England's Euro 2012 hopes are in danger of being wrecked before they have even left for their Krakow base after Frank Lampard was ruled out with a thigh injury.
There was a pessimistic feeling around the Three Lions camp last night over the chances of a scan into the injury Lampard suffered during only his second day of training offering good news.
And so it has proved.
Manager Roy Hodgson has been informed the tear Lampard sustained would not heal in time for the Chelsea midfielder to feature in any of England's three group games, the last of which is against co-hosts Ukraine in Donetsk on April 19.
It left Hodgson with little option other than to tell Lampard he was out.
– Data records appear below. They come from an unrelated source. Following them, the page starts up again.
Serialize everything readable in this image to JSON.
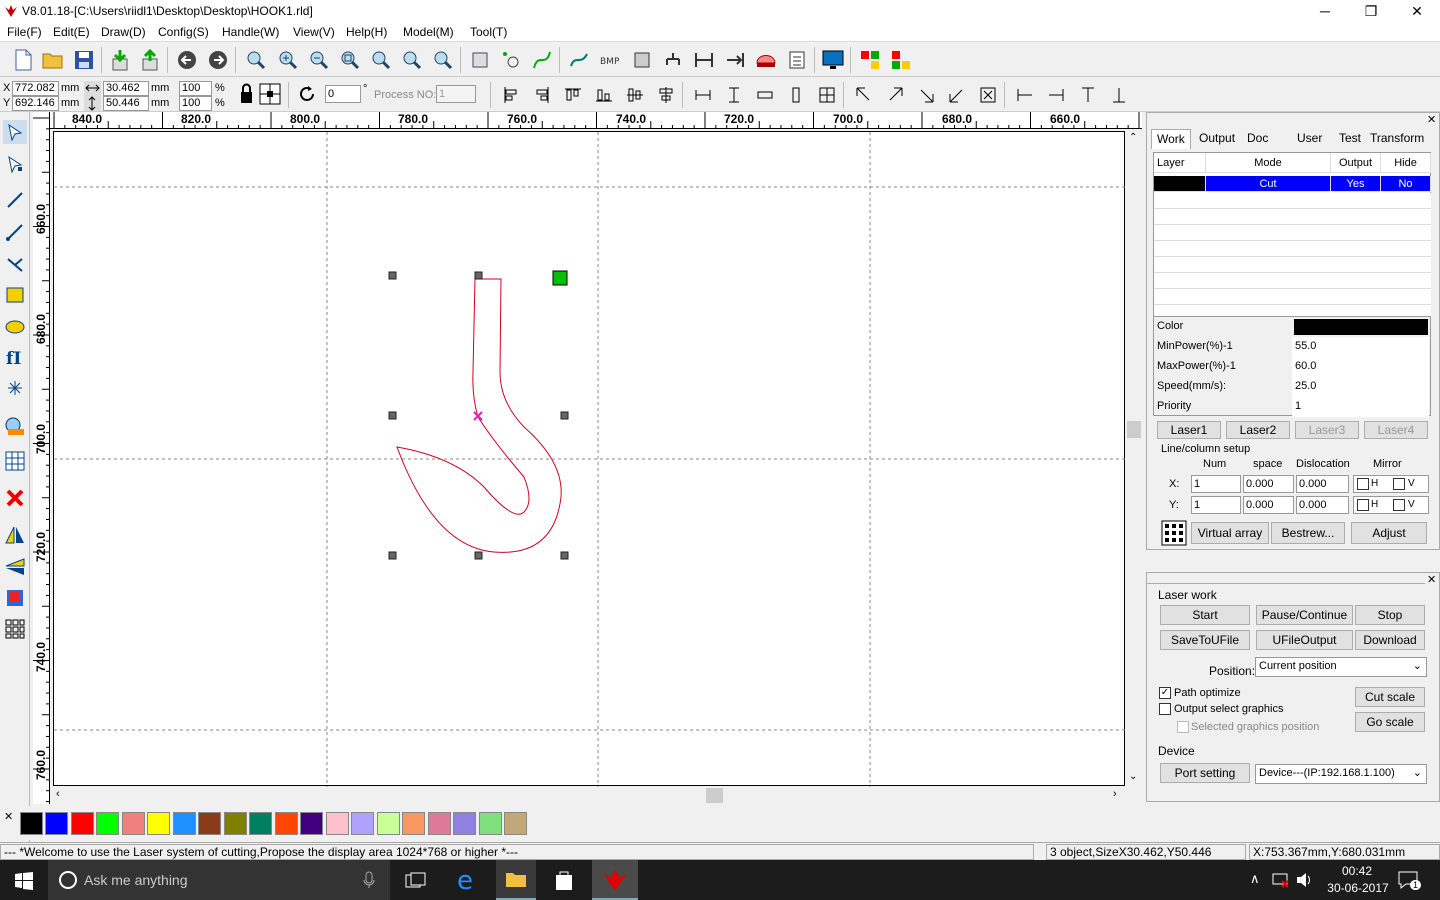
{
  "window": {
    "title": "V8.01.18-[C:\\Users\\riidl1\\Desktop\\Desktop\\HOOK1.rld]",
    "minimize": "─",
    "maximize": "❐",
    "close": "✕"
  },
  "menu": [
    "File(F)",
    "Edit(E)",
    "Draw(D)",
    "Config(S)",
    "Handle(W)",
    "View(V)",
    "Help(H)",
    "Model(M)",
    "Tool(T)"
  ],
  "position_box": {
    "x_label": "X",
    "x_value": "772.082",
    "x_unit": "mm",
    "y_label": "Y",
    "y_value": "692.146",
    "y_unit": "mm",
    "w_value": "30.462",
    "w_unit": "mm",
    "h_value": "50.446",
    "h_unit": "mm",
    "sx_value": "100",
    "sx_unit": "%",
    "sy_value": "100",
    "sy_unit": "%",
    "rotate_value": "0",
    "rotate_unit": "°",
    "process_label": "Process NO:",
    "process_value": "1"
  },
  "hruler_labels": [
    "840.0",
    "820.0",
    "800.0",
    "780.0",
    "760.0",
    "740.0",
    "720.0",
    "700.0",
    "680.0",
    "660.0"
  ],
  "vruler_labels": [
    "660.0",
    "680.0",
    "700.0",
    "720.0",
    "740.0",
    "760.0"
  ],
  "panel_work": {
    "tabs": [
      "Work",
      "Output",
      "Doc",
      "User",
      "Test",
      "Transform"
    ],
    "layer_headers": [
      "Layer",
      "Mode",
      "Output",
      "Hide"
    ],
    "layer_row": {
      "mode": "Cut",
      "output": "Yes",
      "hide": "No",
      "color": "#000000"
    },
    "props": [
      {
        "label": "Color",
        "value": ""
      },
      {
        "label": "MinPower(%)-1",
        "value": "55.0"
      },
      {
        "label": "MaxPower(%)-1",
        "value": "60.0"
      },
      {
        "label": "Speed(mm/s):",
        "value": "25.0"
      },
      {
        "label": "Priority",
        "value": "1"
      }
    ],
    "lasers": [
      "Laser1",
      "Laser2",
      "Laser3",
      "Laser4"
    ],
    "line_column_setup": "Line/column setup",
    "lc_headers": [
      "Num",
      "space",
      "Dislocation",
      "Mirror"
    ],
    "x_label": "X:",
    "y_label": "Y:",
    "x_row": {
      "num": "1",
      "space": "0.000",
      "disloc": "0.000"
    },
    "y_row": {
      "num": "1",
      "space": "0.000",
      "disloc": "0.000"
    },
    "mirror_h": "H",
    "mirror_v": "V",
    "btn_virtual": "Virtual array",
    "btn_bestrew": "Bestrew...",
    "btn_adjust": "Adjust"
  },
  "panel_laser": {
    "title": "Laser work",
    "btn_start": "Start",
    "btn_pause": "Pause/Continue",
    "btn_stop": "Stop",
    "btn_save": "SaveToUFile",
    "btn_ufile": "UFileOutput",
    "btn_download": "Download",
    "position_label": "Position:",
    "position_value": "Current position",
    "path_optimize": "Path optimize",
    "output_select": "Output select graphics",
    "selected_pos": "Selected graphics position",
    "btn_cut_scale": "Cut scale",
    "btn_go_scale": "Go scale",
    "device_label": "Device",
    "btn_port": "Port setting",
    "device_value": "Device---(IP:192.168.1.100)"
  },
  "palette": [
    "#000000",
    "#0000ff",
    "#ff0000",
    "#00ff00",
    "#f08080",
    "#ffff00",
    "#1e90ff",
    "#8b3a1a",
    "#808000",
    "#008060",
    "#ff4500",
    "#400080",
    "#ffc0cb",
    "#b0a0ff",
    "#c8ff96",
    "#f89860",
    "#e07898",
    "#9080e0",
    "#80e080",
    "#c0a878"
  ],
  "status": {
    "message": "--- *Welcome to use the Laser system of cutting,Propose the display area 1024*768 or higher *---",
    "selection": "3 object,SizeX30.462,Y50.446",
    "coords": "X:753.367mm,Y:680.031mm"
  },
  "taskbar": {
    "search_placeholder": "Ask me anything",
    "time": "00:42",
    "date": "30-06-2017",
    "notif_count": "1"
  },
  "colors": {
    "accent": "#0000ff",
    "shape": "#d00020",
    "handle_green": "#00c000"
  }
}
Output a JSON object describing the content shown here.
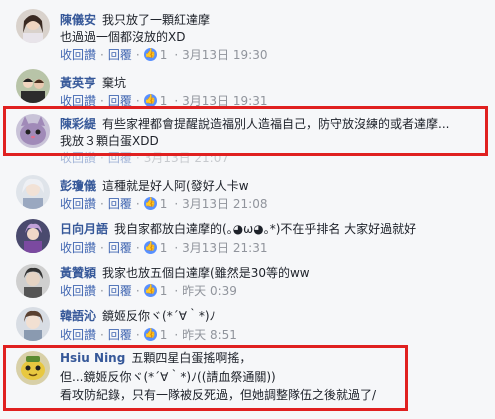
{
  "labels": {
    "retract": "收回讚",
    "reply": "回覆",
    "dot": "·"
  },
  "comments": [
    {
      "author": "陳儀安",
      "lines": [
        "我只放了一顆紅達摩",
        "也過過一個都沒放的XD"
      ],
      "likes": "1",
      "time": "3月13日 19:30"
    },
    {
      "author": "黃英亨",
      "lines": [
        "棄坑"
      ],
      "likes": "1",
      "time": "3月13日 19:31"
    },
    {
      "author": "陳彩緹",
      "lines": [
        "有些家裡都會提醒說造福別人造福自己，防守放沒練的或者達摩...",
        "我放３顆白蛋XDD"
      ],
      "likes": "",
      "time": "3月13日 21:07"
    },
    {
      "author": "彭瓊儀",
      "lines": [
        "這種就是好人阿(發好人卡w"
      ],
      "likes": "1",
      "time": "3月13日 21:08"
    },
    {
      "author": "日向月語",
      "lines": [
        "我自家都放白達摩的(｡◕ω◕｡*)不在乎排名 大家好過就好"
      ],
      "likes": "1",
      "time": "3月13日 21:31"
    },
    {
      "author": "黃贊穎",
      "lines": [
        "我家也放五個白達摩(雖然是30等的ww"
      ],
      "likes": "1",
      "time": "昨天 0:39"
    },
    {
      "author": "韓語沁",
      "lines": [
        "鏡姬反你ヾ(*´∀｀*)ﾉ"
      ],
      "likes": "1",
      "time": "昨天 8:51"
    },
    {
      "author": "Hsiu Ning",
      "lines": [
        "五顆四星白蛋搖啊搖，",
        "但...鏡姬反你ヾ(*´∀｀*)ﾉ((請血祭通關))",
        "看攻防紀錄，只有一隊被反死過，但她調整隊伍之後就過了/"
      ],
      "likes": "",
      "time": ""
    }
  ]
}
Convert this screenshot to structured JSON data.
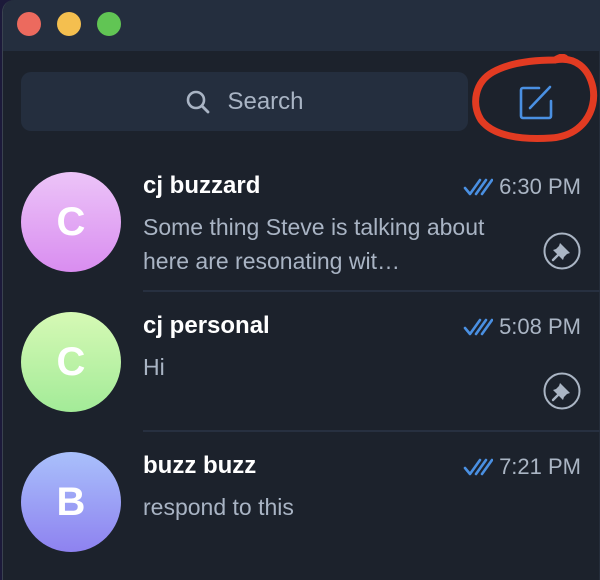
{
  "window": {
    "controls": [
      "close",
      "minimize",
      "zoom"
    ]
  },
  "search": {
    "placeholder": "Search",
    "icon": "search-icon"
  },
  "compose": {
    "icon": "compose-icon",
    "annotated": true
  },
  "chats": [
    {
      "initial": "C",
      "name": "cj buzzard",
      "time": "6:30 PM",
      "preview": "Some thing Steve is talking about here are resonating wit…",
      "read": true,
      "pinned": true,
      "avatar_colors": [
        "#ecc4f8",
        "#d98df0"
      ]
    },
    {
      "initial": "C",
      "name": "cj personal",
      "time": "5:08 PM",
      "preview": "Hi",
      "read": true,
      "pinned": true,
      "avatar_colors": [
        "#d6f9b5",
        "#a3eb98"
      ]
    },
    {
      "initial": "B",
      "name": "buzz buzz",
      "time": "7:21 PM",
      "preview": "respond to this",
      "read": true,
      "pinned": false,
      "avatar_colors": [
        "#a9c0fb",
        "#8e82f0"
      ]
    }
  ],
  "colors": {
    "accent": "#4a90e2",
    "annotation": "#e23b22"
  }
}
Subject to UEFA clearance, Liverpool's Jordan Henderson will replace the 33-year-old.
However, that in itself tells only half the story.
With Gareth Barry also ruled out after suffering a stomach strain in Saturday's friendly win over Norway in Oslo, Hodgson has now lost 143 caps from his central midfield resources.
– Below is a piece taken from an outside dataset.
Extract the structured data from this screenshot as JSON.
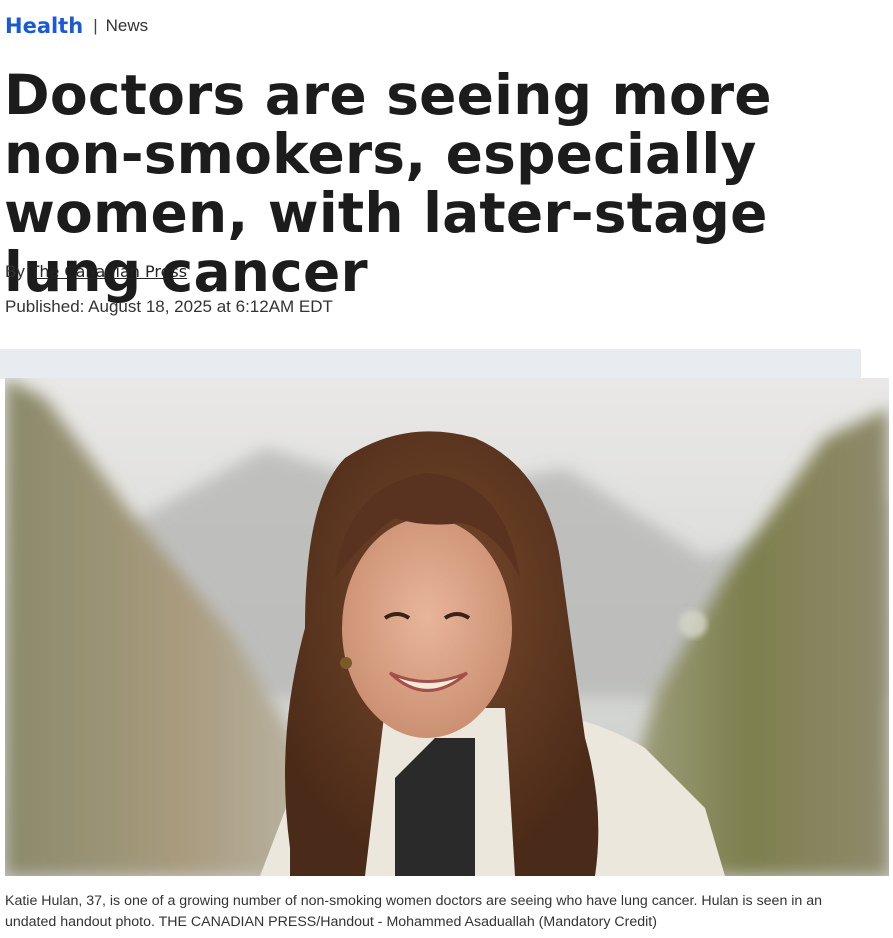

And, because the England coach took what seemed to be the fairly sensible step of replacing Barry with a defender in Phil Jagielka, instead he has Henderson, who was making only his second international appearance in Oslo.
Indeed, Henderson's selection as a standby player was questioned by many given he did not have the best of debut campaigns with Liverpool, even if he was usually played out of position by axed boss Kenny Dalglish.
“It's a huge blow for the team, especially coming after the loss of another senior player in Gareth Barry,” said Hodgson.
“The fact that the doctor cannot guarantee Frank could take part in any of the group matches means we have to replace him in the central midfield area.
“Apart from it being a huge blow to me and the team, I'm especially disappointed for Frank himself.
“He has been in very good form and was looking forward to the tournament.
“He made a huge contribution towards us qualifying for the Euros so it is cruel to be forced out through injury just before the tournament.”
It puts more significance on the absences of Manchester United duo Michael Carrick and Paul Scholes, although Hodgson last week said the former man didn't want to be selected if he wasn't going to get an integral role and felt the latter was probably of the same opinion.
Nevertheless, today's news puts more weight onto the shoulders of skipper Steven Gerrard, especially as Scott Parker, who will surely partner the Liverpool man in central midfield, only made his comeback from an Achilles injury at the weekend.
Other than Henderson, Hodgson's only other options are Phil Jones - who occupied a central midfield berth in England's momentous win over Spain at Wembley in November - and Manchester City's James Milner, who tends to occupy wider positions.
Considering star striker Wayne Rooney is suspended for England's opening two games, against France and Sweden, they now face a tough task just to retain a chance of qualification going into the Ukraine game, when so much will be demanded of the Manchester United forward.
Long-term, the news could have severe consequences for Lampard's entire international career.
He will be 36 by the time the next World Cup reaches its conclusion and with the likes of Jack Wilshere, Jack Rodwell and Tom Cleverley all keen to pursue their international careers, Lampard's place in the squad to face Moldova and Ukraine next September in the first round of qualifiers cannot be taken for granted.